_Task instructions_
Track down every line below that holds "name" and copy it.

═════ Data supplied ═════

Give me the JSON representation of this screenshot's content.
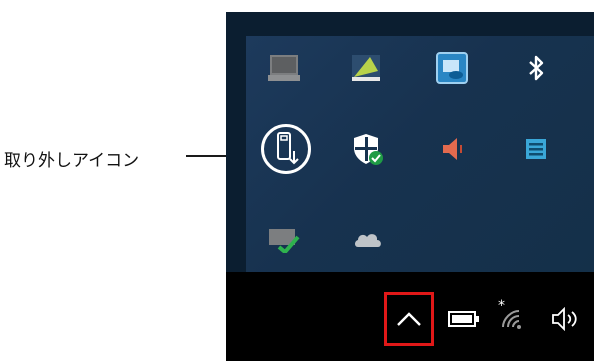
{
  "callout": {
    "label": "取り外しアイコン"
  },
  "flyout": {
    "icons": [
      {
        "name": "network-computer-icon"
      },
      {
        "name": "display-settings-icon"
      },
      {
        "name": "intel-graphics-icon"
      },
      {
        "name": "bluetooth-icon"
      },
      {
        "name": "usb-safely-remove-icon",
        "highlighted": true
      },
      {
        "name": "windows-security-icon"
      },
      {
        "name": "speaker-muted-icon"
      },
      {
        "name": "app-notes-icon"
      },
      {
        "name": "sync-check-icon"
      },
      {
        "name": "onedrive-cloud-icon"
      }
    ]
  },
  "taskbar": {
    "icons": [
      "show-hidden-icons-chevron-icon",
      "battery-icon",
      "wifi-icon",
      "volume-icon"
    ]
  },
  "colors": {
    "highlight_box": "#e01818",
    "highlight_ring": "#ffffff",
    "flyout_bg": "#17324f",
    "taskbar_bg": "#000000"
  }
}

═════

_Solution to this task_
        "name": "network-computer-icon"
        "name": "display-settings-icon"
        "name": "intel-graphics-icon"
        "name": "bluetooth-icon"
        "name": "usb-safely-remove-icon",
        "name": "windows-security-icon"
        "name": "speaker-muted-icon"
        "name": "app-notes-icon"
        "name": "sync-check-icon"
        "name": "onedrive-cloud-icon"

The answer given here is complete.